Without some kind of activity on the part of the student, learning cannot take place. The purpose of any activity must ultimately be to enhance learning. I’m sure you must agree. This should be the case in any learning situation.

In a TALK class, however, we do not believe that activities enhance learning, we believe that activities are inherent to learning, that without activity, learning cannot take place. TALK is what we call an active learning system, students not only talk most of the time, they are also in charge of what and how they study. [click to continue…]

by JONATHAN B. BRITTEN

for the Nakamura University Bulletin

During eight years of college teaching in Japan, I have seen thousands of different English language textbooks. This is no exaggeration — the market for such books is enormous. One major bookseller advertises having 18,000 different English-language textbooks in stock. Unfortunately, many of these books are not effective. I have inspected hundreds of them, and have tried many in my classes. I found that the main weakness of these “conversation textbooks” is simple: students never learn how to talk on their own. Once a student has finished studying the examples in the book, he seems like a man with two broken legs who has lost his crutches — helpless. [click to continue…]

The TALK Learning System

The Talk approach…

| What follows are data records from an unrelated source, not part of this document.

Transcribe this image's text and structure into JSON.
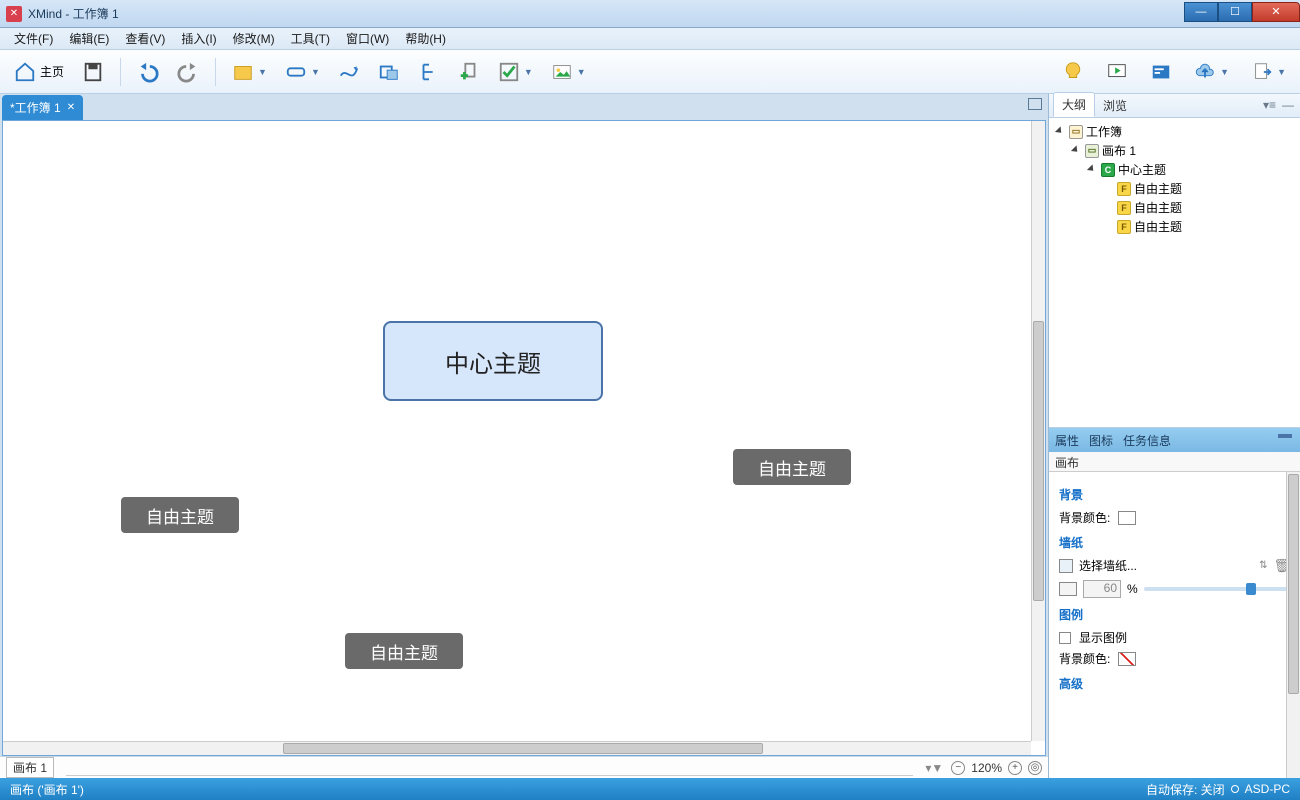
{
  "title": "XMind - 工作簿 1",
  "menus": [
    "文件(F)",
    "编辑(E)",
    "查看(V)",
    "插入(I)",
    "修改(M)",
    "工具(T)",
    "窗口(W)",
    "帮助(H)"
  ],
  "home_label": "主页",
  "tabs": [
    {
      "label": "*工作簿 1"
    }
  ],
  "canvas": {
    "center": "中心主题",
    "free_nodes": [
      "自由主题",
      "自由主题",
      "自由主题"
    ]
  },
  "sheet_name": "画布 1",
  "zoom": "120%",
  "outline_tabs": [
    "大纲",
    "浏览"
  ],
  "outline_tree": {
    "workbook": "工作簿",
    "sheet": "画布 1",
    "center": "中心主题",
    "free": [
      "自由主题",
      "自由主题",
      "自由主题"
    ]
  },
  "prop_tabs": [
    "属性",
    "图标",
    "任务信息"
  ],
  "prop_subtitle": "画布",
  "props": {
    "bg_section": "背景",
    "bg_color_label": "背景颜色:",
    "wall_section": "墙纸",
    "wall_select": "选择墙纸...",
    "opacity": "60",
    "pct": "%",
    "legend_section": "图例",
    "show_legend": "显示图例",
    "legend_bg": "背景颜色:",
    "advanced": "高级"
  },
  "status_left": "画布 ('画布 1')",
  "status_autosave": "自动保存: 关闭",
  "status_host": "ASD-PC"
}
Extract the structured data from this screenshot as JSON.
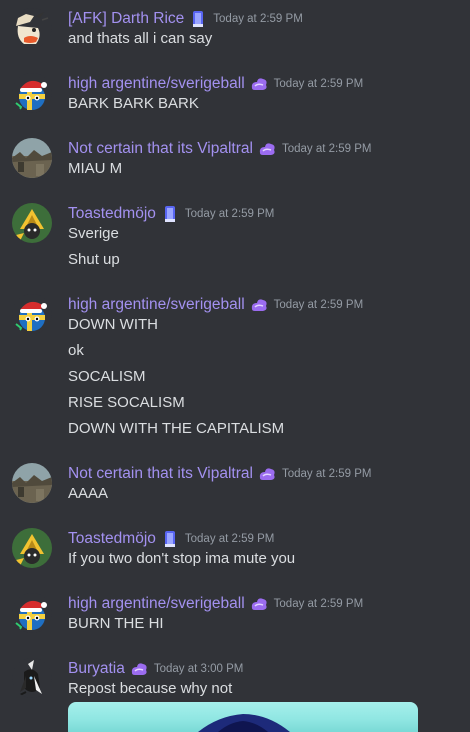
{
  "messages": [
    {
      "username": "[AFK] Darth Rice",
      "badge": "blue-book-icon",
      "timestamp": "Today at 2:59 PM",
      "avatar": "duck-head-avatar",
      "lines": [
        "and thats all i can say"
      ]
    },
    {
      "username": "high argentine/sverigeball",
      "badge": "purple-cloud-icon",
      "timestamp": "Today at 2:59 PM",
      "avatar": "countryball-santa-avatar",
      "lines": [
        "BARK BARK BARK"
      ]
    },
    {
      "username": "Not certain that its Vipaltral",
      "badge": "purple-cloud-icon",
      "timestamp": "Today at 2:59 PM",
      "avatar": "landscape-photo-avatar",
      "lines": [
        "MIAU M"
      ]
    },
    {
      "username": "Toastedmöjo",
      "badge": "blue-book-icon",
      "timestamp": "Today at 2:59 PM",
      "avatar": "yellow-hat-avatar",
      "lines": [
        "Sverige",
        "Shut up"
      ]
    },
    {
      "username": "high argentine/sverigeball",
      "badge": "purple-cloud-icon",
      "timestamp": "Today at 2:59 PM",
      "avatar": "countryball-santa-avatar",
      "lines": [
        "DOWN WITH",
        "ok",
        "SOCALISM",
        "RISE SOCALISM",
        "DOWN WITH THE CAPITALISM"
      ]
    },
    {
      "username": "Not certain that its Vipaltral",
      "badge": "purple-cloud-icon",
      "timestamp": "Today at 2:59 PM",
      "avatar": "landscape-photo-avatar",
      "lines": [
        "AAAA"
      ]
    },
    {
      "username": "Toastedmöjo",
      "badge": "blue-book-icon",
      "timestamp": "Today at 2:59 PM",
      "avatar": "yellow-hat-avatar",
      "lines": [
        "If you two don't stop ima mute you"
      ]
    },
    {
      "username": "high argentine/sverigeball",
      "badge": "purple-cloud-icon",
      "timestamp": "Today at 2:59 PM",
      "avatar": "countryball-santa-avatar",
      "lines": [
        "BURN THE HI"
      ]
    },
    {
      "username": "Buryatia",
      "badge": "purple-cloud-icon",
      "timestamp": "Today at 3:00 PM",
      "avatar": "dark-creature-avatar",
      "lines": [
        "Repost because why not"
      ],
      "attachment": "image-attachment"
    }
  ],
  "colors": {
    "background": "#313338",
    "username": "#a391f0",
    "text": "#dbdee1",
    "timestamp": "#949ba4"
  }
}
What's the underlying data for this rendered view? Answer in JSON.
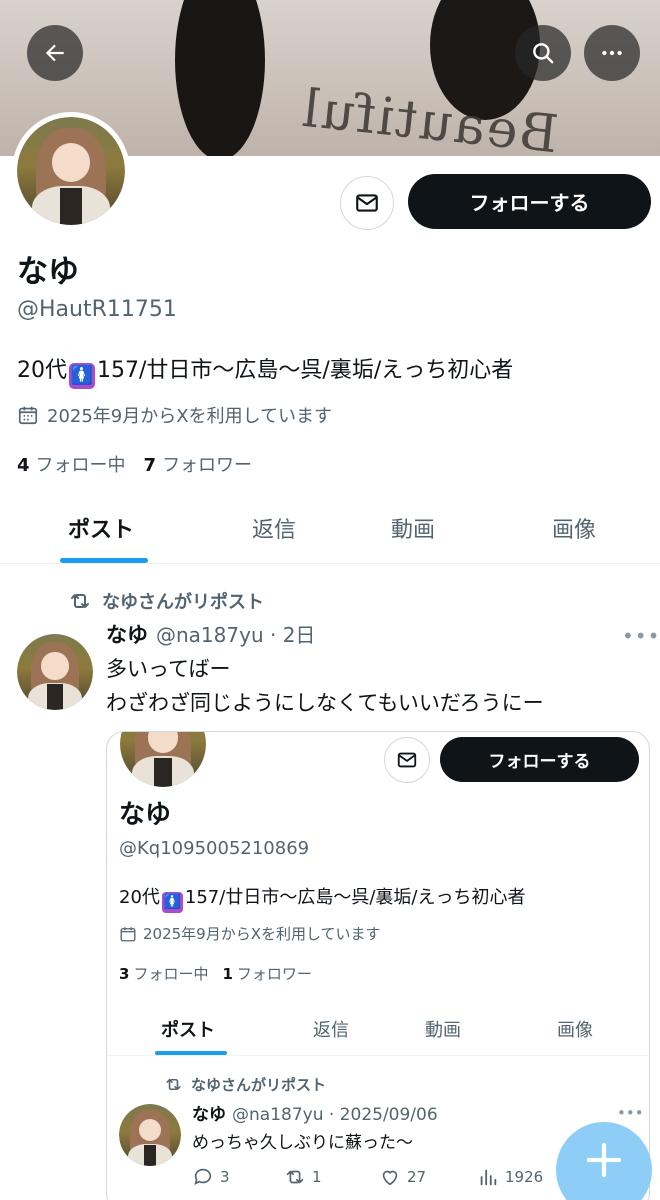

….is learner-centered in that it puts the initiative and choice about what, at what pace, and how to study in the hands of the learner. The system is very specific with regard to topics and methods of study, and incorporates a great deal of L1 support. This paper will examine how TALK relates to Cooperative Learning, and ways in which the TALK system might need to be modified to suit different classroom contexts, student needs, and teaching styles. [click to continue…]